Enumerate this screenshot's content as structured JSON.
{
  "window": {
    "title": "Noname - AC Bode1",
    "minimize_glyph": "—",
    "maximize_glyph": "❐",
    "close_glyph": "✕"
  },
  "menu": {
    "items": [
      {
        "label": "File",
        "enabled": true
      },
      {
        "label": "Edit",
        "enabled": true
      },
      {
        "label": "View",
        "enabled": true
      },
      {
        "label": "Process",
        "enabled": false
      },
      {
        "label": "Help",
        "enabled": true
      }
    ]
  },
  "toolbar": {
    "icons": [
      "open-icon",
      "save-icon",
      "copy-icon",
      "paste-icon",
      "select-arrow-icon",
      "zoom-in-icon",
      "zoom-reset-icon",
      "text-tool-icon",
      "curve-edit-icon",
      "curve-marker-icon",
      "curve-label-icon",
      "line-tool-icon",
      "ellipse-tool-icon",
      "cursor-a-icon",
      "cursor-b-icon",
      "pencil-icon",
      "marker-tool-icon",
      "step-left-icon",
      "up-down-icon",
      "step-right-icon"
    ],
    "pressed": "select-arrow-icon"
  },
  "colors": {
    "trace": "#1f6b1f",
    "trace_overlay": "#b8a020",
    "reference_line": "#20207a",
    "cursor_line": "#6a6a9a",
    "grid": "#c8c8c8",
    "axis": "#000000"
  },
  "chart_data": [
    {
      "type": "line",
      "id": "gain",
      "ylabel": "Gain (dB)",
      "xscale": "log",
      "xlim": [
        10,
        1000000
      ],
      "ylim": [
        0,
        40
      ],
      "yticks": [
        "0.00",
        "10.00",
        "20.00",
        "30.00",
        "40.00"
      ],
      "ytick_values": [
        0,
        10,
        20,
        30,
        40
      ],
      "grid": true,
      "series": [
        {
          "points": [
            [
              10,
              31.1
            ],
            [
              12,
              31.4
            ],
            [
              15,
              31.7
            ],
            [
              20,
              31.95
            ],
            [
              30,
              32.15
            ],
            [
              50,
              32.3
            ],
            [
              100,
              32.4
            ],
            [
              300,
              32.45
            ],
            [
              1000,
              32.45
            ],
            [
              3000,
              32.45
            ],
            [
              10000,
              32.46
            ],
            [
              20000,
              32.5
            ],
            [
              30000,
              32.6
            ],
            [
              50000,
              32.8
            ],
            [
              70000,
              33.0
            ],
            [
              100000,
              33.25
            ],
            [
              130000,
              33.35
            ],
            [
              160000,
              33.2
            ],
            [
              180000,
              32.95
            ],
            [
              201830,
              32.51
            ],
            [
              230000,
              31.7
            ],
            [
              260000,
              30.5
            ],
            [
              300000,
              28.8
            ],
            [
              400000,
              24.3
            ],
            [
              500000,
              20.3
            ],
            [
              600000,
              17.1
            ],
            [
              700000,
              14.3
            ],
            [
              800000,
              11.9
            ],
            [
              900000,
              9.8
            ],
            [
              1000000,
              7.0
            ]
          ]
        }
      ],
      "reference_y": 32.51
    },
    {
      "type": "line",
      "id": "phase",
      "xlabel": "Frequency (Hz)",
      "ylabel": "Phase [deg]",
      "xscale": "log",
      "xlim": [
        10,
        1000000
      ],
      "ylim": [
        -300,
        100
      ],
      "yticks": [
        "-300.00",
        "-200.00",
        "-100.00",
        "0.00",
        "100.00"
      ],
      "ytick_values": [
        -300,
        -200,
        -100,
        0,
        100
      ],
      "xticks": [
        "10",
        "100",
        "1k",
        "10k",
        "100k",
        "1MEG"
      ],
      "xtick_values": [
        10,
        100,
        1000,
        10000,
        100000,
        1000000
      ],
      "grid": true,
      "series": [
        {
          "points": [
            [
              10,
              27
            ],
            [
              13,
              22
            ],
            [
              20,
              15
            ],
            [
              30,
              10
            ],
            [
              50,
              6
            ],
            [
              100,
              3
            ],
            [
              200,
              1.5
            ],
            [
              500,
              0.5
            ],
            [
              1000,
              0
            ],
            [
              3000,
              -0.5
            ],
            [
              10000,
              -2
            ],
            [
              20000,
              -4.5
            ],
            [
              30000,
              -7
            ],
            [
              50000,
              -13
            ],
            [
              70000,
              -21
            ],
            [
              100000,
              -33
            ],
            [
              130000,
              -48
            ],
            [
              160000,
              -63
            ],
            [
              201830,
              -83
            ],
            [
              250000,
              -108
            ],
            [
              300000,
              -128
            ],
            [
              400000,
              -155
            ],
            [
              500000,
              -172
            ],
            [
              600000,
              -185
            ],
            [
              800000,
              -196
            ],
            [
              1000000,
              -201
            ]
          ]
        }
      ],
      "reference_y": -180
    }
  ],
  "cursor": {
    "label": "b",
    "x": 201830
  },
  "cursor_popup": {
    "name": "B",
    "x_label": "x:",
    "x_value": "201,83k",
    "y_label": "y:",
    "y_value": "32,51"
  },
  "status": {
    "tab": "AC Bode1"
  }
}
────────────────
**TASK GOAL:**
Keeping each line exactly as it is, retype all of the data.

**RESPONSE BELOW:**
Enumerate this screenshot's content as structured JSON.
{
  "window": {
    "title": "Noname - AC Bode1",
    "minimize_glyph": "—",
    "maximize_glyph": "❐",
    "close_glyph": "✕"
  },
  "menu": {
    "items": [
      {
        "label": "File",
        "enabled": true
      },
      {
        "label": "Edit",
        "enabled": true
      },
      {
        "label": "View",
        "enabled": true
      },
      {
        "label": "Process",
        "enabled": false
      },
      {
        "label": "Help",
        "enabled": true
      }
    ]
  },
  "toolbar": {
    "icons": [
      "open-icon",
      "save-icon",
      "copy-icon",
      "paste-icon",
      "select-arrow-icon",
      "zoom-in-icon",
      "zoom-reset-icon",
      "text-tool-icon",
      "curve-edit-icon",
      "curve-marker-icon",
      "curve-label-icon",
      "line-tool-icon",
      "ellipse-tool-icon",
      "cursor-a-icon",
      "cursor-b-icon",
      "pencil-icon",
      "marker-tool-icon",
      "step-left-icon",
      "up-down-icon",
      "step-right-icon"
    ],
    "pressed": "select-arrow-icon"
  },
  "colors": {
    "trace": "#1f6b1f",
    "trace_overlay": "#b8a020",
    "reference_line": "#20207a",
    "cursor_line": "#6a6a9a",
    "grid": "#c8c8c8",
    "axis": "#000000"
  },
  "chart_data": [
    {
      "type": "line",
      "id": "gain",
      "ylabel": "Gain (dB)",
      "xscale": "log",
      "xlim": [
        10,
        1000000
      ],
      "ylim": [
        0,
        40
      ],
      "yticks": [
        "0.00",
        "10.00",
        "20.00",
        "30.00",
        "40.00"
      ],
      "ytick_values": [
        0,
        10,
        20,
        30,
        40
      ],
      "grid": true,
      "series": [
        {
          "points": [
            [
              10,
              31.1
            ],
            [
              12,
              31.4
            ],
            [
              15,
              31.7
            ],
            [
              20,
              31.95
            ],
            [
              30,
              32.15
            ],
            [
              50,
              32.3
            ],
            [
              100,
              32.4
            ],
            [
              300,
              32.45
            ],
            [
              1000,
              32.45
            ],
            [
              3000,
              32.45
            ],
            [
              10000,
              32.46
            ],
            [
              20000,
              32.5
            ],
            [
              30000,
              32.6
            ],
            [
              50000,
              32.8
            ],
            [
              70000,
              33.0
            ],
            [
              100000,
              33.25
            ],
            [
              130000,
              33.35
            ],
            [
              160000,
              33.2
            ],
            [
              180000,
              32.95
            ],
            [
              201830,
              32.51
            ],
            [
              230000,
              31.7
            ],
            [
              260000,
              30.5
            ],
            [
              300000,
              28.8
            ],
            [
              400000,
              24.3
            ],
            [
              500000,
              20.3
            ],
            [
              600000,
              17.1
            ],
            [
              700000,
              14.3
            ],
            [
              800000,
              11.9
            ],
            [
              900000,
              9.8
            ],
            [
              1000000,
              7.0
            ]
          ]
        }
      ],
      "reference_y": 32.51
    },
    {
      "type": "line",
      "id": "phase",
      "xlabel": "Frequency (Hz)",
      "ylabel": "Phase [deg]",
      "xscale": "log",
      "xlim": [
        10,
        1000000
      ],
      "ylim": [
        -300,
        100
      ],
      "yticks": [
        "-300.00",
        "-200.00",
        "-100.00",
        "0.00",
        "100.00"
      ],
      "ytick_values": [
        -300,
        -200,
        -100,
        0,
        100
      ],
      "xticks": [
        "10",
        "100",
        "1k",
        "10k",
        "100k",
        "1MEG"
      ],
      "xtick_values": [
        10,
        100,
        1000,
        10000,
        100000,
        1000000
      ],
      "grid": true,
      "series": [
        {
          "points": [
            [
              10,
              27
            ],
            [
              13,
              22
            ],
            [
              20,
              15
            ],
            [
              30,
              10
            ],
            [
              50,
              6
            ],
            [
              100,
              3
            ],
            [
              200,
              1.5
            ],
            [
              500,
              0.5
            ],
            [
              1000,
              0
            ],
            [
              3000,
              -0.5
            ],
            [
              10000,
              -2
            ],
            [
              20000,
              -4.5
            ],
            [
              30000,
              -7
            ],
            [
              50000,
              -13
            ],
            [
              70000,
              -21
            ],
            [
              100000,
              -33
            ],
            [
              130000,
              -48
            ],
            [
              160000,
              -63
            ],
            [
              201830,
              -83
            ],
            [
              250000,
              -108
            ],
            [
              300000,
              -128
            ],
            [
              400000,
              -155
            ],
            [
              500000,
              -172
            ],
            [
              600000,
              -185
            ],
            [
              800000,
              -196
            ],
            [
              1000000,
              -201
            ]
          ]
        }
      ],
      "reference_y": -180
    }
  ],
  "cursor": {
    "label": "b",
    "x": 201830
  },
  "cursor_popup": {
    "name": "B",
    "x_label": "x:",
    "x_value": "201,83k",
    "y_label": "y:",
    "y_value": "32,51"
  },
  "status": {
    "tab": "AC Bode1"
  }
}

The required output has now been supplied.